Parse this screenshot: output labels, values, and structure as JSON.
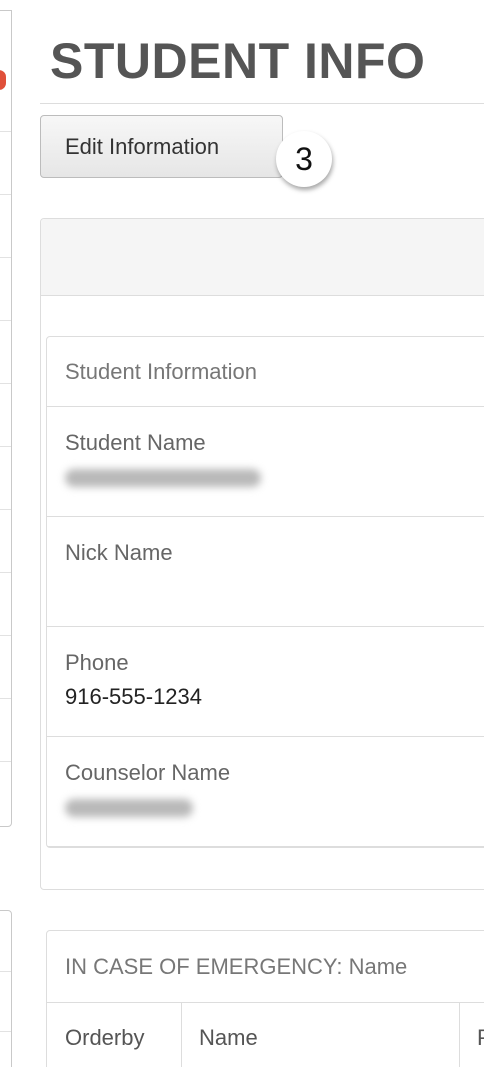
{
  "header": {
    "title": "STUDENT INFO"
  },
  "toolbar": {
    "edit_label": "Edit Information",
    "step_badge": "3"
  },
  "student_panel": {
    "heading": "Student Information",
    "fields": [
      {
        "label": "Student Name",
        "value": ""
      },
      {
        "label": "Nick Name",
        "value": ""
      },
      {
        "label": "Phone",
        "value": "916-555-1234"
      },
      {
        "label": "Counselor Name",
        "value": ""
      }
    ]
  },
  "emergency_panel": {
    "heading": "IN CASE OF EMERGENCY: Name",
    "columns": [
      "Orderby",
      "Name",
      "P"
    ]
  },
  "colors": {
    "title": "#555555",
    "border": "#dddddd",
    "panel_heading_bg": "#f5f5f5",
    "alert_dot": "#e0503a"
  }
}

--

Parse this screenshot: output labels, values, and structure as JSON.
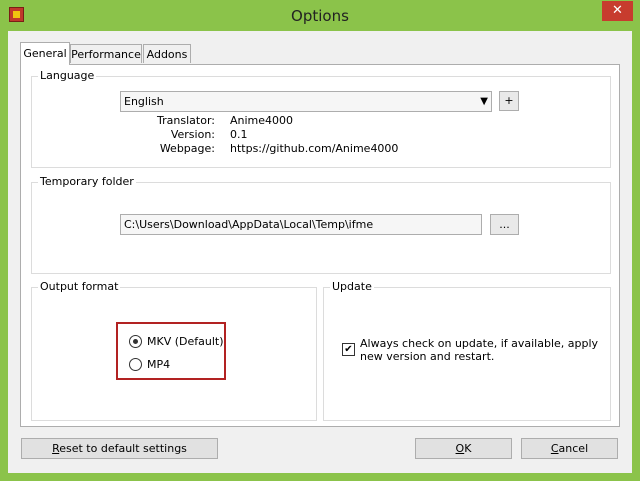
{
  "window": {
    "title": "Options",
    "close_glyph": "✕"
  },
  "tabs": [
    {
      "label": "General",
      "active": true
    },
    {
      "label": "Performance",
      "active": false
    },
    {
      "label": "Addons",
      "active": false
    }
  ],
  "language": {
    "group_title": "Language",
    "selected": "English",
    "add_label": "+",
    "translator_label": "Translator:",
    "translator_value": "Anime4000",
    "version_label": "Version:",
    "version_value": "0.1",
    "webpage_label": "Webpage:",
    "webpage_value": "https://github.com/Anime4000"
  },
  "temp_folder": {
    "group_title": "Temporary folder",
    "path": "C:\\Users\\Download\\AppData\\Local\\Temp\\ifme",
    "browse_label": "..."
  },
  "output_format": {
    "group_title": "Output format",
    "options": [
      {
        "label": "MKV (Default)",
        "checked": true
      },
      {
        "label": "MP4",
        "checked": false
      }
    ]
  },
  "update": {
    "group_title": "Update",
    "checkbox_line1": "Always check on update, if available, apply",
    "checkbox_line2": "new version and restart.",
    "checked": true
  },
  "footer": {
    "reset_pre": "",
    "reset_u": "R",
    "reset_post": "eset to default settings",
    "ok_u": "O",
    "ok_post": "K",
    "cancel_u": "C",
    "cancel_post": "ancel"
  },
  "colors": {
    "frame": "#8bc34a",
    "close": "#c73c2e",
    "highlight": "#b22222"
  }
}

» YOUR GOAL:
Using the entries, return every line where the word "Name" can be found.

» WRITTEN REPLY:
        "label": "Student Name",
        "label": "Nick Name",
        "label": "Counselor Name",
    "heading": "IN CASE OF EMERGENCY: Name",
      "Name",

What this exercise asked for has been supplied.